“The times that I drove, people would ask me ‘Why didn’t you try to be a driver?'” Ives said. “I was a realist, I saw that people could drive better than I could and they beat me and they won races and I didn’t, but the one way that I could be different, is I could be smarter than they were. I may not be able to pursue a career as a driver because I was OK, but I wasn’t great. What’s the next thing? I can pursue myself as a guy who understands the race car, who’s been a part of it, and who’s able to change his avenue or goal to meet another thing he wants to accomplish.

“I feel like I still accomplished my dream of working and being a part of racing, I’m just doing it a little bit different than a race car driver.”

After graduating from Michigan Tech University in December of 2003, Ives had three interviews with Hendrick Motorsports in a four-month span. While he waited to hear back, he spent time working at his father’s shop and working around the area for UPS. Eventually in 2004, he got the call and took a position within Hendrick’s as a post-race mechanic, where he was in charge of pulling motors out, taking out suspensions, and washing and cleaning the cars.

“Not that I didn’t feel like I was good enough, I just felt like it was going to be harder to get the opportunity if I didn’t do something out of the ordinary, something different,” Ives said. “My background of having raced cars and then getting my engineering degree, kind of set me apart from a lot of individuals, a lot of resumes. That eventually got me into Hendrick Motorsports.”

In 2005, Ives joined Jeff Gordon’s team as a setup engineer, and in 2006-2012, he was a team engineer for Jimmie Johnson, where Johnson managed to win five straight championships.

Once Ives had success with the No. 48 team, he began to have the urge to take the next step in his career.

“In the middle of 2012 I expressed interest in trying to pursue my career further in the engineering side. Whether it be crew chief, or director of engineering, or something like that,” Ives said. “The idea that they came up with was to go over to JR Motorsports, and try to connect Hendrick Motorsports back together again with JR Motorsports, and kind of get my feet wet as a crew chief and then they can kind of evaluate and see how I’m doing. If I’m not benefitting the company and making them better in my role as a crew chief, then they try to find something else. But over the last two years, we’ve been able to have some success at JR Motorsports, not obviously because of myself.
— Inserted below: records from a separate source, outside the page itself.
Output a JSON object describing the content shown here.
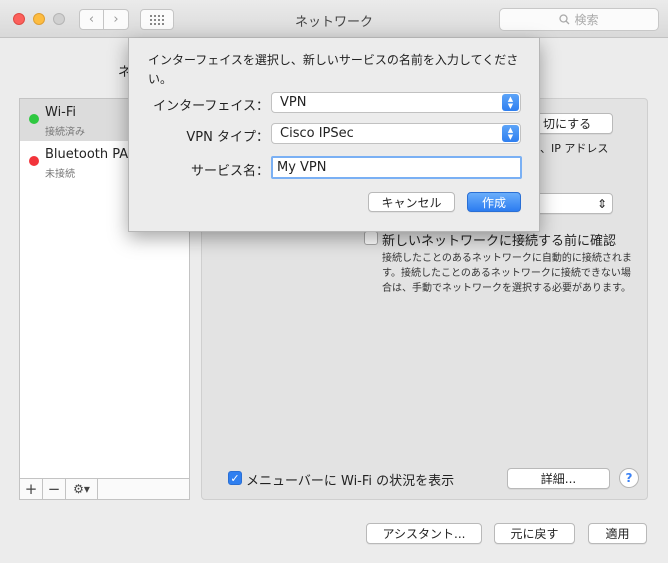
{
  "window": {
    "title": "ネットワーク",
    "search_placeholder": "検索"
  },
  "background": {
    "location_label_partial": "ネ",
    "services": [
      {
        "name": "Wi-Fi",
        "status": "接続済み",
        "color": "#2ec840",
        "selected": true
      },
      {
        "name": "Bluetooth PAN",
        "status": "未接続",
        "color": "#f2343b",
        "selected": false
      }
    ],
    "toolbar": {
      "add": "+",
      "remove": "−",
      "action": "⚙▾"
    },
    "wifi_button": "切にする",
    "ip_text": "、IP アドレス",
    "ask_to_join_label": "新しいネットワークに接続する前に確認",
    "ask_to_join_desc": "接続したことのあるネットワークに自動的に接続されます。接続したことのあるネットワークに接続できない場合は、手動でネットワークを選択する必要があります。",
    "menubar_label": "メニューバーに Wi-Fi の状況を表示",
    "detail_button": "詳細...",
    "help_button": "?",
    "assistant_button": "アシスタント...",
    "revert_button": "元に戻す",
    "apply_button": "適用"
  },
  "sheet": {
    "instruction": "インターフェイスを選択し、新しいサービスの名前を入力してください。",
    "interface_label": "インターフェイス：",
    "interface_value": "VPN",
    "vpn_type_label": "VPN タイプ：",
    "vpn_type_value": "Cisco IPSec",
    "service_name_label": "サービス名：",
    "service_name_value": "My VPN",
    "cancel_button": "キャンセル",
    "create_button": "作成"
  },
  "colors": {
    "accent": "#2f7ff0"
  }
}
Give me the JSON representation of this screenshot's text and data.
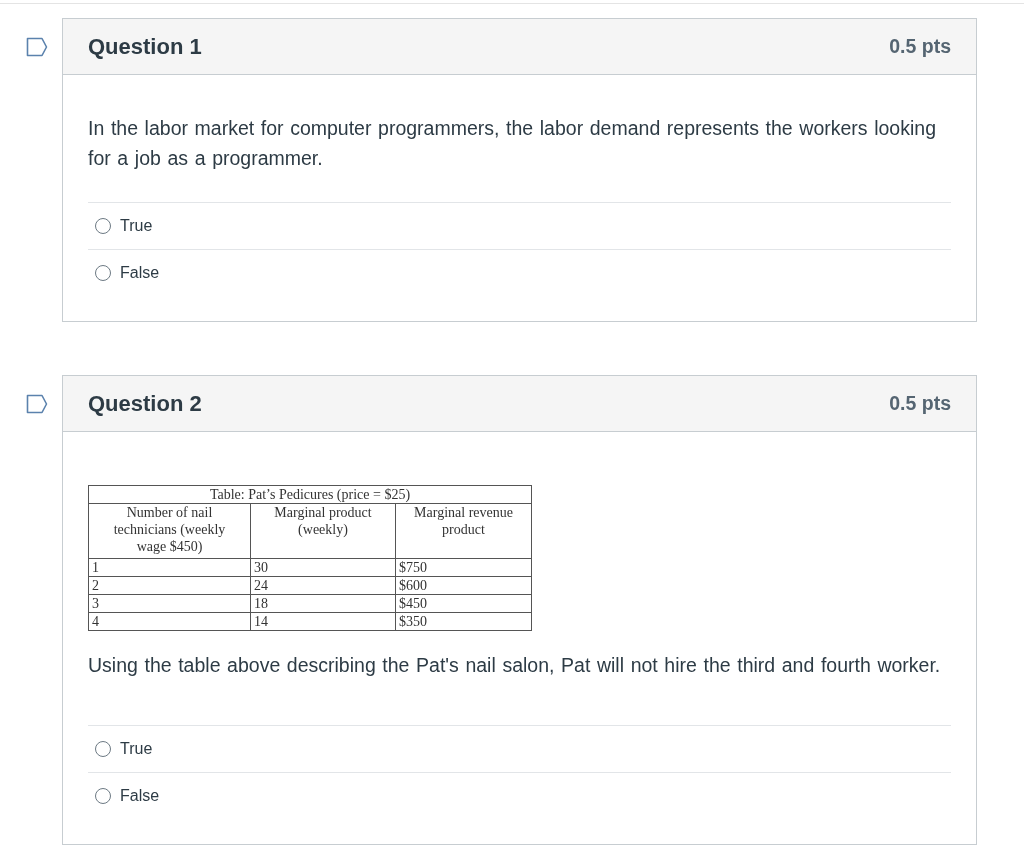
{
  "questions": [
    {
      "title": "Question 1",
      "points": "0.5 pts",
      "flagged": false,
      "text": "In the labor market for computer programmers, the labor demand represents the workers looking for a job as a programmer.",
      "answers": [
        {
          "label": "True",
          "selected": false
        },
        {
          "label": "False",
          "selected": false
        }
      ]
    },
    {
      "title": "Question 2",
      "points": "0.5 pts",
      "flagged": false,
      "table": {
        "caption": "Table: Pat’s Pedicures (price = $25)",
        "columns": [
          "Number of nail technicians (weekly wage $450)",
          "Marginal product (weekly)",
          "Marginal revenue product"
        ],
        "rows": [
          [
            "1",
            "30",
            "$750"
          ],
          [
            "2",
            "24",
            "$600"
          ],
          [
            "3",
            "18",
            "$450"
          ],
          [
            "4",
            "14",
            "$350"
          ]
        ]
      },
      "text": "Using the table above describing the Pat's nail salon, Pat will not hire the third and fourth worker.",
      "answers": [
        {
          "label": "True",
          "selected": false
        },
        {
          "label": "False",
          "selected": false
        }
      ]
    }
  ]
}
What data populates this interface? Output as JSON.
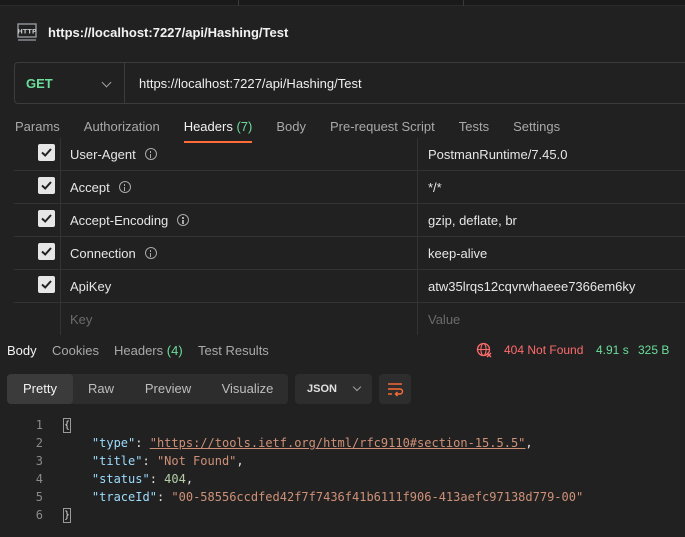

But a lot of the people that have surrounded us over there and made us better and then the connection back to Hendrick Motorsports.”

While working at JR Motorsports, Ives was able to develop a connection with Earnhardt. However, the communication between the two wasn’t jumpstarted by something on the track, or even about racing at all.

“It didn’t really start with racing or us at the race track, or as a driver-engineer thing. It was more or less out of fun,” Ives said about his friendship with Earnhardt. “We were playing Fantasy Football and he was going up against me and there was a little smack talk going on. We started conversing from there.

“He knew my personality at the track was very determined, very focused, and kind of the quiet guy who sits in the corner and tries to make the car go fast. When we were able to experience that, he saw the lighter side of me, and saw that I was outgoing and able to have fun at each other’s expense without feeling like we were feeling intimidated.”

For a small-town person about to become the crew chief for someone with the last name Earnhardt, Ives does not seem be phased by the spotlight that’s about to be on him, every weekend.

“As far as taking on the job for the most popular driver, people ask me if I’m nervous or what not,” Ives said. “But my nerves have nothing to do with who’s driving the car. My nerves come from whether I have a job for Reagan Smith, Chase Elliot, Jimmie Johnson, all those guys I worked for. And for me, it’s trying to give 100-percent my best that day. To be able to provide the best race car possible so they can show their talents and win races. No matter if it’s a rookie driver at 18, or Dale Jr. the most popular driver, my goals are the same to go out there and win races and be competitive.”

(Bryce DeRouin is a sports writer for the Escanaba Daily Press)